Zack Hutchins
Director of Communications

For Release — Monday, May 5, 2003


ALBANY—Amid growing evidence that students who learn from and with computers do better in math, writing, and other areas of learning, New York State should consider a long-range plan to assign individual students their own computers, a new report from The Public Policy Institute of New York State concludes.

But the report warns that New York, despite having high per-pupil spending, lags behind other states in student access to connected computers, especially in high-poverty schools, and also appears to trail in teacher preparation for the use of technology. Current fiscal challenges may make an immediate investment impossible, but the state should start planning now for this inevitable classroom revolution, the report says.

The report, A Laptop for Every Student?, was released today by The Public Policy Institute, The Business Council's research affiliate.

Computers in classrooms "don't make everything perfect or solve all problems, just as they don't in the working world," the report says. But the basic principle-"every student getting individual access to a computer for research and work, whenever he or she needs it-is going to become the norm in American education over the next decade or so."

In New York State, "the education system is moving in this direction more slowly than most," the report warns. "Despite school spending that is at the top in the nation, New York lags well behind the national average-and behind most competing states-in making connected computing in any form (let alone individually assigned computers) available to its students."

New York ranks first in per-pupil school spending, 55 percent above the national average. But the state ranks only 41st in the ratio of students per Internet-connected computers. New York has an even larger gap between the computing resources available to students in high poverty schools and those available in other schools.

"High-poverty schools in New York report having only one Internet-connected computer for every 15.1 students—compared to a statewide average of one to 8.1 for all schools," the report says.

The report emphasizes that teacher training and curriculum development are necessary precursors to greater use of technology.

The report examined the experience of students in the Michael J. Petrides Magnet School on Staten Island, all of whom received individual Apple laptops.

When computers were first used in classrooms, the focus was on learning about computers. But the real promise is in learning with computers, the report says. At this stage, "computers provide a powerful kind of window on the world, through which students can explore and experiment, with a certain amount of independence-and motivated as much by their own interests, as by directions from a teacher." Access to the Internet and to tools embedded in the computer, such as encyclopedias, make this possible, the report notes.

The academic results of computer-enhanced learning are impressive, the report adds. For example, IBM launched a $70 million program in 1994 to test the scholastic impact of computers in the classrooms. After program grants were given to schools in six states and in other countries, there were"significant performance gains for students in grades 7 though 11," the report says.

A similar program in West Virginia found that computer instruction was more cost-effective in improving student achievement than reducing class size, increasing instructional time, or tutoring across age groups.

Even facing a daunting fiscal challenge, New York's government officials can still begin working on the issue, the report says.

"Businesses find that in hard times, it's wise to prune expenditures that are less than productive, while also planning for wise investment of the resources that will become available once times are better.
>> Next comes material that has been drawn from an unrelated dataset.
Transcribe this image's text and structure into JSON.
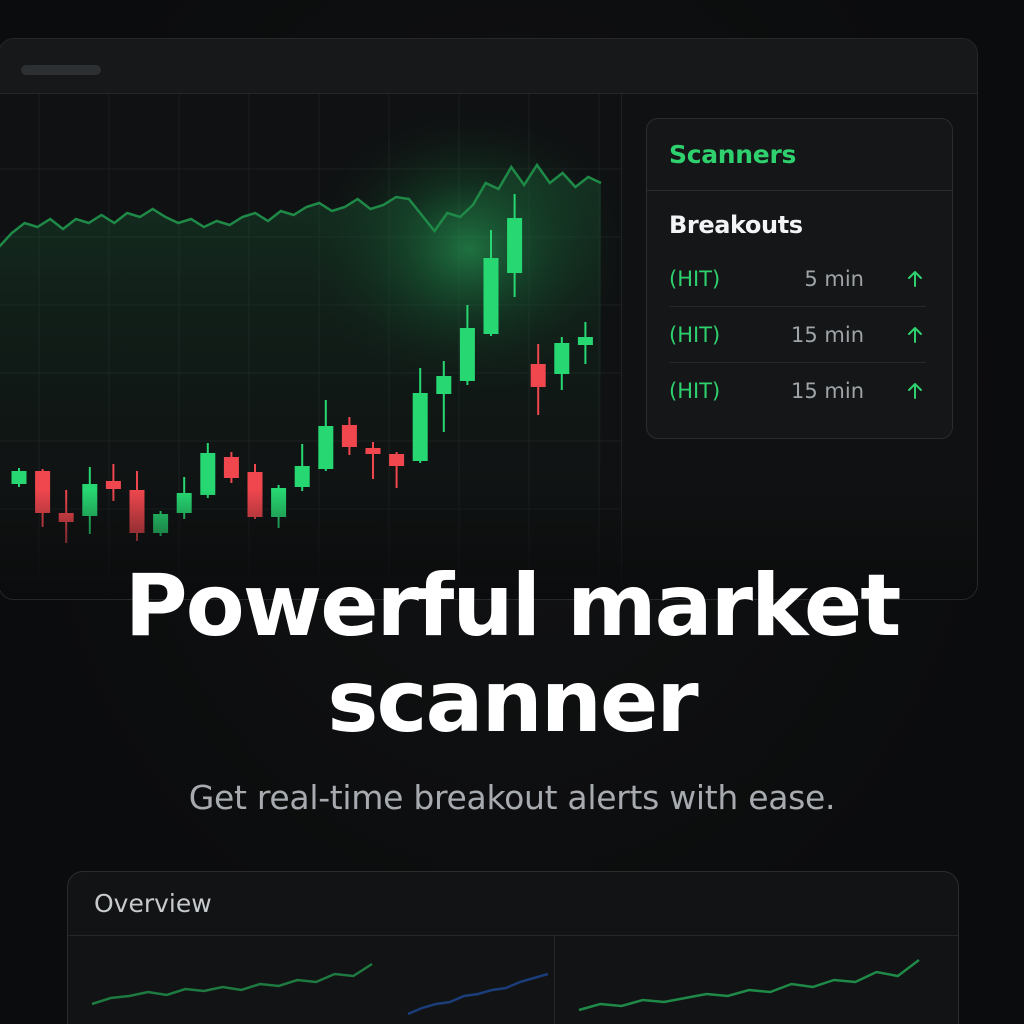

The same principles can be applied to technology planning for the schools," the report says.

And New York schools can't make the excuse that the money isn't there, the report contends, citing the fact that South Dakota-a state that spends 16 percent less than the national average per pupil-is ranked first in computer access.